• **Problem statement**
Give all of the listing again word for word, with images excluded.
+++ Supplied material +++
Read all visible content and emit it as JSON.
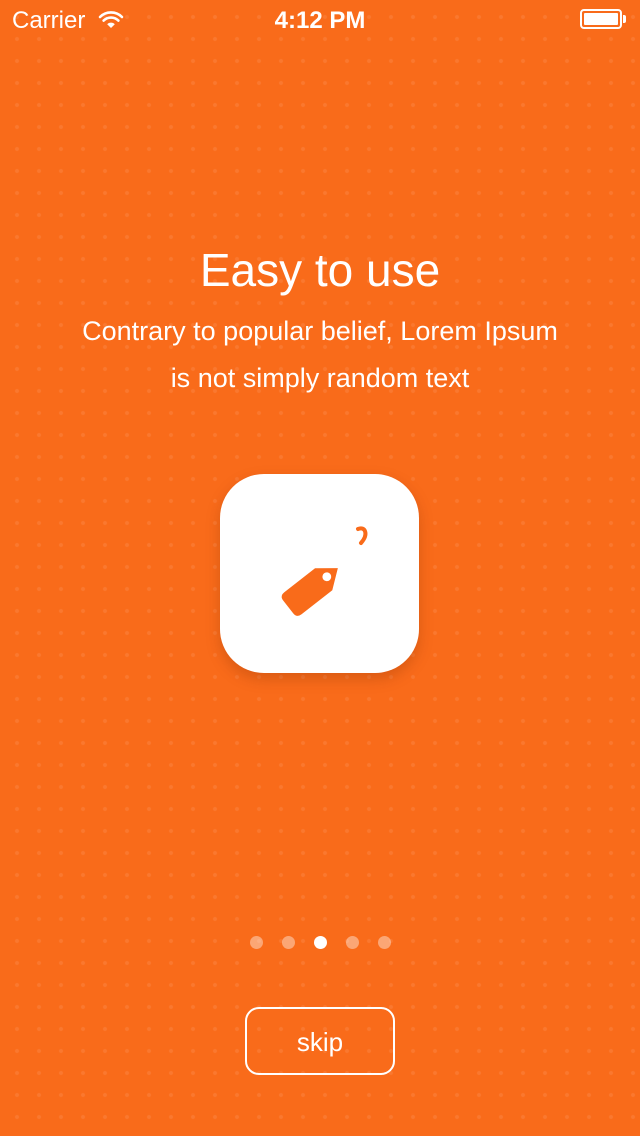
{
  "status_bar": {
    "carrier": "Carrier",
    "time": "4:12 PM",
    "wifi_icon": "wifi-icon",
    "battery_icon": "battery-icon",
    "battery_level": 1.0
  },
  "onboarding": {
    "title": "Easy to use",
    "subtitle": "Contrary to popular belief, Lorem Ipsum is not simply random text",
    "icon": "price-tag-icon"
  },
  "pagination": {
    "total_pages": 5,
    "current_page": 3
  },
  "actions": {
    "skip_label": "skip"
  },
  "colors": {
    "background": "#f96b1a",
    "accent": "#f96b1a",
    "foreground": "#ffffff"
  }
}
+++
• **Response to the task**
Read all visible content and emit it as JSON.
{
  "status_bar": {
    "carrier": "Carrier",
    "time": "4:12 PM",
    "wifi_icon": "wifi-icon",
    "battery_icon": "battery-icon",
    "battery_level": 1.0
  },
  "onboarding": {
    "title": "Easy to use",
    "subtitle": "Contrary to popular belief, Lorem Ipsum is not simply random text",
    "icon": "price-tag-icon"
  },
  "pagination": {
    "total_pages": 5,
    "current_page": 3
  },
  "actions": {
    "skip_label": "skip"
  },
  "colors": {
    "background": "#f96b1a",
    "accent": "#f96b1a",
    "foreground": "#ffffff"
  }
}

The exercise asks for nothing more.